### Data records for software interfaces
::::
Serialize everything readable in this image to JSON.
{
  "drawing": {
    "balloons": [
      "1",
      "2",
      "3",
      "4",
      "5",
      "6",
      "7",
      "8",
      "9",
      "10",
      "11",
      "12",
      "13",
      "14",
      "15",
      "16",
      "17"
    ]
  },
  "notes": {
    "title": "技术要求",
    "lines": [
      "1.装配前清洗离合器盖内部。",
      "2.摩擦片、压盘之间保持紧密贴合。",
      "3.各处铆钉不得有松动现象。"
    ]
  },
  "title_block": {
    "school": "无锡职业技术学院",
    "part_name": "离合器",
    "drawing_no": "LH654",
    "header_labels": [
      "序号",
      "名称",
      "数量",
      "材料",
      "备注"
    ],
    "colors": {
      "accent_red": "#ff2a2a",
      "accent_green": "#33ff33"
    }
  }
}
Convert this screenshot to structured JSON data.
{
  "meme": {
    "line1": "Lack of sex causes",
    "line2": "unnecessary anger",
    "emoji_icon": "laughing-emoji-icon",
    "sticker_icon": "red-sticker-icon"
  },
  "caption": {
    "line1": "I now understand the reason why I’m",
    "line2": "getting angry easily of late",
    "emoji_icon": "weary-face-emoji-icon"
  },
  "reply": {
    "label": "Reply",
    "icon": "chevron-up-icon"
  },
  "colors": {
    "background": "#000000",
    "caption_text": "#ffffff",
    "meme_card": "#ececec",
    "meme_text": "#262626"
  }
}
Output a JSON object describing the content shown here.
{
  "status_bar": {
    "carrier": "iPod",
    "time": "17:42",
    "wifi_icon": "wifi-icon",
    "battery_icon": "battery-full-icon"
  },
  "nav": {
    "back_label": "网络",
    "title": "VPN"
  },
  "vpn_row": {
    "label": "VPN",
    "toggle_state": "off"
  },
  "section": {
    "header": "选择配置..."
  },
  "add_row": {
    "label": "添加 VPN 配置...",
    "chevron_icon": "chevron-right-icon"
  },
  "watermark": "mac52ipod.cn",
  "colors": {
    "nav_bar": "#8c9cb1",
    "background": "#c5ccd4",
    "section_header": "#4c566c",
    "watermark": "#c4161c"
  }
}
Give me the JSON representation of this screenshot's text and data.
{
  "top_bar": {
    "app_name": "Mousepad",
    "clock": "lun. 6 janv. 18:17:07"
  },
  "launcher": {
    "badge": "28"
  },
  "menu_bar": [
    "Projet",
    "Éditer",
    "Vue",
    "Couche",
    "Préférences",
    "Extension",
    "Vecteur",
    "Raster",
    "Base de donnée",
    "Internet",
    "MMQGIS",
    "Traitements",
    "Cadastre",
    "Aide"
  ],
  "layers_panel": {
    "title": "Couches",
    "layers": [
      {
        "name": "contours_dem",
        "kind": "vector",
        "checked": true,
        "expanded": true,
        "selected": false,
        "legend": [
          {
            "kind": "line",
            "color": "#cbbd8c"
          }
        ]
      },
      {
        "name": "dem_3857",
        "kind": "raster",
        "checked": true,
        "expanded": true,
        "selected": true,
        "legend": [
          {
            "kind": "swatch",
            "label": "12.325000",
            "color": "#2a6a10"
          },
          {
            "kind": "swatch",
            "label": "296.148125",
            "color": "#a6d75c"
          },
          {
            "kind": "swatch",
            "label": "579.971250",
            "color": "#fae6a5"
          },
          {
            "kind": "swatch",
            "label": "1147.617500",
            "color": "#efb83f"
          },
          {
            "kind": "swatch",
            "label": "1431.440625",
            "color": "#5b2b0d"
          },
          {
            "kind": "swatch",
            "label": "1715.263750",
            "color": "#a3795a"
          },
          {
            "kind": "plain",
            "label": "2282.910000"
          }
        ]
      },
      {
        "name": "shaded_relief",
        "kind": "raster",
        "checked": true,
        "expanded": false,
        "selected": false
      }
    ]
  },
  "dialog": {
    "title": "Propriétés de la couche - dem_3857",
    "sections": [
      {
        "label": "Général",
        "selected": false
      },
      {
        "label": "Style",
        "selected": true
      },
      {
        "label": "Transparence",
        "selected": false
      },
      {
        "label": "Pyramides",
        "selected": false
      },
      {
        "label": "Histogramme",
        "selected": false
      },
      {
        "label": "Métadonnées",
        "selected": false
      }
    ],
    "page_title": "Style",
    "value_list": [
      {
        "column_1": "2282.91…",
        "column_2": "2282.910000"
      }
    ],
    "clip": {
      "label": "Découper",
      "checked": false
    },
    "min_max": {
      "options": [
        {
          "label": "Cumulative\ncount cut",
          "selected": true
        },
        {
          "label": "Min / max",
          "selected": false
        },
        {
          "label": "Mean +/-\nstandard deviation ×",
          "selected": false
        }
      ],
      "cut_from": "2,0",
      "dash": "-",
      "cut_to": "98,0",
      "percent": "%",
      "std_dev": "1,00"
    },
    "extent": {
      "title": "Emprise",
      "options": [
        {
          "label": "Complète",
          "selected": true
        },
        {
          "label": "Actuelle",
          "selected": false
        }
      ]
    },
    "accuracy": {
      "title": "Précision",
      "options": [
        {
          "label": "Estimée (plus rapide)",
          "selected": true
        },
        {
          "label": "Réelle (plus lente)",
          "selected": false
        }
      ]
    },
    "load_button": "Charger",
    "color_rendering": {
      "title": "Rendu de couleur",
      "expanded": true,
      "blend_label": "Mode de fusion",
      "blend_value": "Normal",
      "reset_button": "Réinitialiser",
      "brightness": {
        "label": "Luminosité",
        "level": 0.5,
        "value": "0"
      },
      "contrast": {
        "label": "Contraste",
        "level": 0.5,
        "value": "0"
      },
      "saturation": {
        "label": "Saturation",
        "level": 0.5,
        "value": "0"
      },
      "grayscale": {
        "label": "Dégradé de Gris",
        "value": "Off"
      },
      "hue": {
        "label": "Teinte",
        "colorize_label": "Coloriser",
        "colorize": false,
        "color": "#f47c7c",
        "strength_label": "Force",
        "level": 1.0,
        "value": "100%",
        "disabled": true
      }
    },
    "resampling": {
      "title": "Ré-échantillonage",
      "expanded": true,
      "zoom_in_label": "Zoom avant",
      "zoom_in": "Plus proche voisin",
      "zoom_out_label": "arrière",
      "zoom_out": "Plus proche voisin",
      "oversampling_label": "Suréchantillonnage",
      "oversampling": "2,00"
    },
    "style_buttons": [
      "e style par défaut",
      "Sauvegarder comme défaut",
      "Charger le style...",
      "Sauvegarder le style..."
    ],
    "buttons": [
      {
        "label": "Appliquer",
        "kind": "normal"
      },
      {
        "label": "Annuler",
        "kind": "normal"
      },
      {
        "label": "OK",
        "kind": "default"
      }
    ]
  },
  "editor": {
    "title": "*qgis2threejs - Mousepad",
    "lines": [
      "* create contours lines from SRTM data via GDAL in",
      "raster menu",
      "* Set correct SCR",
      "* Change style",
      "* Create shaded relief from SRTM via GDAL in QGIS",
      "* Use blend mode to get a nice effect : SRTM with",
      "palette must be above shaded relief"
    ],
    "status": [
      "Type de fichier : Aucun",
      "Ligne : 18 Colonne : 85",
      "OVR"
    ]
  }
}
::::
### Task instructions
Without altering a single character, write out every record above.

### Solved exercise
Serialize everything readable in this image to JSON.
{
  "drawing": {
    "balloons": [
      "1",
      "2",
      "3",
      "4",
      "5",
      "6",
      "7",
      "8",
      "9",
      "10",
      "11",
      "12",
      "13",
      "14",
      "15",
      "16",
      "17"
    ]
  },
  "notes": {
    "title": "技术要求",
    "lines": [
      "1.装配前清洗离合器盖内部。",
      "2.摩擦片、压盘之间保持紧密贴合。",
      "3.各处铆钉不得有松动现象。"
    ]
  },
  "title_block": {
    "school": "无锡职业技术学院",
    "part_name": "离合器",
    "drawing_no": "LH654",
    "header_labels": [
      "序号",
      "名称",
      "数量",
      "材料",
      "备注"
    ],
    "colors": {
      "accent_red": "#ff2a2a",
      "accent_green": "#33ff33"
    }
  }
}
Convert this screenshot to structured JSON data.
{
  "meme": {
    "line1": "Lack of sex causes",
    "line2": "unnecessary anger",
    "emoji_icon": "laughing-emoji-icon",
    "sticker_icon": "red-sticker-icon"
  },
  "caption": {
    "line1": "I now understand the reason why I’m",
    "line2": "getting angry easily of late",
    "emoji_icon": "weary-face-emoji-icon"
  },
  "reply": {
    "label": "Reply",
    "icon": "chevron-up-icon"
  },
  "colors": {
    "background": "#000000",
    "caption_text": "#ffffff",
    "meme_card": "#ececec",
    "meme_text": "#262626"
  }
}
Output a JSON object describing the content shown here.
{
  "status_bar": {
    "carrier": "iPod",
    "time": "17:42",
    "wifi_icon": "wifi-icon",
    "battery_icon": "battery-full-icon"
  },
  "nav": {
    "back_label": "网络",
    "title": "VPN"
  },
  "vpn_row": {
    "label": "VPN",
    "toggle_state": "off"
  },
  "section": {
    "header": "选择配置..."
  },
  "add_row": {
    "label": "添加 VPN 配置...",
    "chevron_icon": "chevron-right-icon"
  },
  "watermark": "mac52ipod.cn",
  "colors": {
    "nav_bar": "#8c9cb1",
    "background": "#c5ccd4",
    "section_header": "#4c566c",
    "watermark": "#c4161c"
  }
}
Give me the JSON representation of this screenshot's text and data.
{
  "top_bar": {
    "app_name": "Mousepad",
    "clock": "lun. 6 janv. 18:17:07"
  },
  "launcher": {
    "badge": "28"
  },
  "menu_bar": [
    "Projet",
    "Éditer",
    "Vue",
    "Couche",
    "Préférences",
    "Extension",
    "Vecteur",
    "Raster",
    "Base de donnée",
    "Internet",
    "MMQGIS",
    "Traitements",
    "Cadastre",
    "Aide"
  ],
  "layers_panel": {
    "title": "Couches",
    "layers": [
      {
        "name": "contours_dem",
        "kind": "vector",
        "checked": true,
        "expanded": true,
        "selected": false,
        "legend": [
          {
            "kind": "line",
            "color": "#cbbd8c"
          }
        ]
      },
      {
        "name": "dem_3857",
        "kind": "raster",
        "checked": true,
        "expanded": true,
        "selected": true,
        "legend": [
          {
            "kind": "swatch",
            "label": "12.325000",
            "color": "#2a6a10"
          },
          {
            "kind": "swatch",
            "label": "296.148125",
            "color": "#a6d75c"
          },
          {
            "kind": "swatch",
            "label": "579.971250",
            "color": "#fae6a5"
          },
          {
            "kind": "swatch",
            "label": "1147.617500",
            "color": "#efb83f"
          },
          {
            "kind": "swatch",
            "label": "1431.440625",
            "color": "#5b2b0d"
          },
          {
            "kind": "swatch",
            "label": "1715.263750",
            "color": "#a3795a"
          },
          {
            "kind": "plain",
            "label": "2282.910000"
          }
        ]
      },
      {
        "name": "shaded_relief",
        "kind": "raster",
        "checked": true,
        "expanded": false,
        "selected": false
      }
    ]
  },
  "dialog": {
    "title": "Propriétés de la couche - dem_3857",
    "sections": [
      {
        "label": "Général",
        "selected": false
      },
      {
        "label": "Style",
        "selected": true
      },
      {
        "label": "Transparence",
        "selected": false
      },
      {
        "label": "Pyramides",
        "selected": false
      },
      {
        "label": "Histogramme",
        "selected": false
      },
      {
        "label": "Métadonnées",
        "selected": false
      }
    ],
    "page_title": "Style",
    "value_list": [
      {
        "column_1": "2282.91…",
        "column_2": "2282.910000"
      }
    ],
    "clip": {
      "label": "Découper",
      "checked": false
    },
    "min_max": {
      "options": [
        {
          "label": "Cumulative\ncount cut",
          "selected": true
        },
        {
          "label": "Min / max",
          "selected": false
        },
        {
          "label": "Mean +/-\nstandard deviation ×",
          "selected": false
        }
      ],
      "cut_from": "2,0",
      "dash": "-",
      "cut_to": "98,0",
      "percent": "%",
      "std_dev": "1,00"
    },
    "extent": {
      "title": "Emprise",
      "options": [
        {
          "label": "Complète",
          "selected": true
        },
        {
          "label": "Actuelle",
          "selected": false
        }
      ]
    },
    "accuracy": {
      "title": "Précision",
      "options": [
        {
          "label": "Estimée (plus rapide)",
          "selected": true
        },
        {
          "label": "Réelle (plus lente)",
          "selected": false
        }
      ]
    },
    "load_button": "Charger",
    "color_rendering": {
      "title": "Rendu de couleur",
      "expanded": true,
      "blend_label": "Mode de fusion",
      "blend_value": "Normal",
      "reset_button": "Réinitialiser",
      "brightness": {
        "label": "Luminosité",
        "level": 0.5,
        "value": "0"
      },
      "contrast": {
        "label": "Contraste",
        "level": 0.5,
        "value": "0"
      },
      "saturation": {
        "label": "Saturation",
        "level": 0.5,
        "value": "0"
      },
      "grayscale": {
        "label": "Dégradé de Gris",
        "value": "Off"
      },
      "hue": {
        "label": "Teinte",
        "colorize_label": "Coloriser",
        "colorize": false,
        "color": "#f47c7c",
        "strength_label": "Force",
        "level": 1.0,
        "value": "100%",
        "disabled": true
      }
    },
    "resampling": {
      "title": "Ré-échantillonage",
      "expanded": true,
      "zoom_in_label": "Zoom avant",
      "zoom_in": "Plus proche voisin",
      "zoom_out_label": "arrière",
      "zoom_out": "Plus proche voisin",
      "oversampling_label": "Suréchantillonnage",
      "oversampling": "2,00"
    },
    "style_buttons": [
      "e style par défaut",
      "Sauvegarder comme défaut",
      "Charger le style...",
      "Sauvegarder le style..."
    ],
    "buttons": [
      {
        "label": "Appliquer",
        "kind": "normal"
      },
      {
        "label": "Annuler",
        "kind": "normal"
      },
      {
        "label": "OK",
        "kind": "default"
      }
    ]
  },
  "editor": {
    "title": "*qgis2threejs - Mousepad",
    "lines": [
      "* create contours lines from SRTM data via GDAL in",
      "raster menu",
      "* Set correct SCR",
      "* Change style",
      "* Create shaded relief from SRTM via GDAL in QGIS",
      "* Use blend mode to get a nice effect : SRTM with",
      "palette must be above shaded relief"
    ],
    "status": [
      "Type de fichier : Aucun",
      "Ligne : 18 Colonne : 85",
      "OVR"
    ]
  }
}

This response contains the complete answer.